Corn futures are steady to a penny lower. Overnight trade was unchanged to 3/4 of a cent lower. Futures are drifting toward chart support levels. Still, in thin holiday trade the market is particularly vulnerable to long liquidation by the funds, which are estimated to be holding a net long position of nearly 290,000 contracts. Spreads are also a feature as traders unwind bull spreads.



Soybean futures are called steady to fractionally higher. Overnight trade was 1/4 to 3/4 cents higher. South American weather is generally favorable. Argentina has received soaking rains while precip is forecast for the dry areas of southern Brazil this week. Technically, soy futures gapped lower Monday to post six-week lows. The overhead gap in the low $6.50s for Jan. futures offers near-term resistance.



Wheat futures are called steady to 2 cents lower. Overnight CBOT trade was 1 to 2 cents lower and the KCBT was steady to 1/2 cent lower.

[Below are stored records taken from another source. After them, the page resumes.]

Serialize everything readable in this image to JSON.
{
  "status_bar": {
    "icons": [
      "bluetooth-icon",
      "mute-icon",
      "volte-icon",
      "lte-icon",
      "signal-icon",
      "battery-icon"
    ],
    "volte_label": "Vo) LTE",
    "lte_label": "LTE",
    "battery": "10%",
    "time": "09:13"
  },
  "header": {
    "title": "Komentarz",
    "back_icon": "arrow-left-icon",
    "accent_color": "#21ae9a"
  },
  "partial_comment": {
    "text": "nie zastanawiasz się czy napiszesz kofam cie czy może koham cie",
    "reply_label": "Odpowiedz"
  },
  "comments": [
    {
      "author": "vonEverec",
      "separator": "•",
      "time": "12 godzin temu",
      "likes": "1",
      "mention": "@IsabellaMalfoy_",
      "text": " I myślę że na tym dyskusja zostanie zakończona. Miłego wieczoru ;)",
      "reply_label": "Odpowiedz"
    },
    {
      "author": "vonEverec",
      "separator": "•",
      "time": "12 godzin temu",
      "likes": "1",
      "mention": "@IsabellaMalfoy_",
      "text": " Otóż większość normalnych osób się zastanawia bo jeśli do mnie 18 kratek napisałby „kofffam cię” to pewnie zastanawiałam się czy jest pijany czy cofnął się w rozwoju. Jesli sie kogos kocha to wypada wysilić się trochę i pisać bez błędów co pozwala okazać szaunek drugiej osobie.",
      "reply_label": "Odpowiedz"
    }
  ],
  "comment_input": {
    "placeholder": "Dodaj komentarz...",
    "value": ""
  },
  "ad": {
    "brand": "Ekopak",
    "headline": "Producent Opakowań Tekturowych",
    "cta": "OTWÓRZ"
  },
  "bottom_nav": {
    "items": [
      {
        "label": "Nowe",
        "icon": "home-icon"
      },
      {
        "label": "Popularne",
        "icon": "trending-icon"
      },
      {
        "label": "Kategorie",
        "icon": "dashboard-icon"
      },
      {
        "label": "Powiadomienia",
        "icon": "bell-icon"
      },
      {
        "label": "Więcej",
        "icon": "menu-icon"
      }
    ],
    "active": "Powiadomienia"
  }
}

Light precip overnight of 0.1 to 0.33 of an inch fell in the Texas panhandle overnight. More snow/rain is expected across the dry areas of the Plains over the next day or so. New-crop futures are approaching chart support levels along up trending support lines.



Cattle futures are called 10 to 20 points higher. The forecast for a winter storm across the Plains has helped boost prices the past two trading sessions so it's arrival, while supportive, should largely be factored into prices. The trade is looking for Friday's cattle on feed report to show a sharp 9% cut in placements with cattle on feed up only 2%. Boxed beef prices edged down slightly Monday with choice down 18 points to 144.50 per cwt.

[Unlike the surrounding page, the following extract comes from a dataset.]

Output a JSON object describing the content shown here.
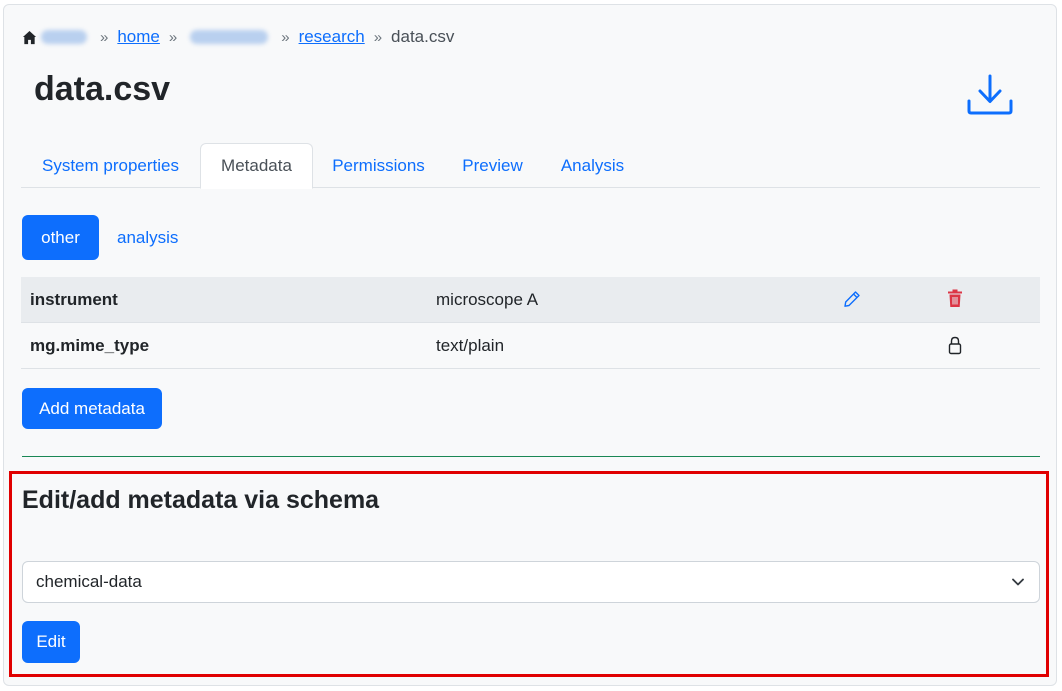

Lean hog futures are called steady. Cash markets are also called steady to .50 lower, but stronger pork cutout values Monday should help underpin values. Cash prices are expected to drift lower this week as processor demand for hogs ease ahead of next week's holiday shortened slaughter schedule. Losses will likely be limited by bargain hunting and short-covering after the recent setback.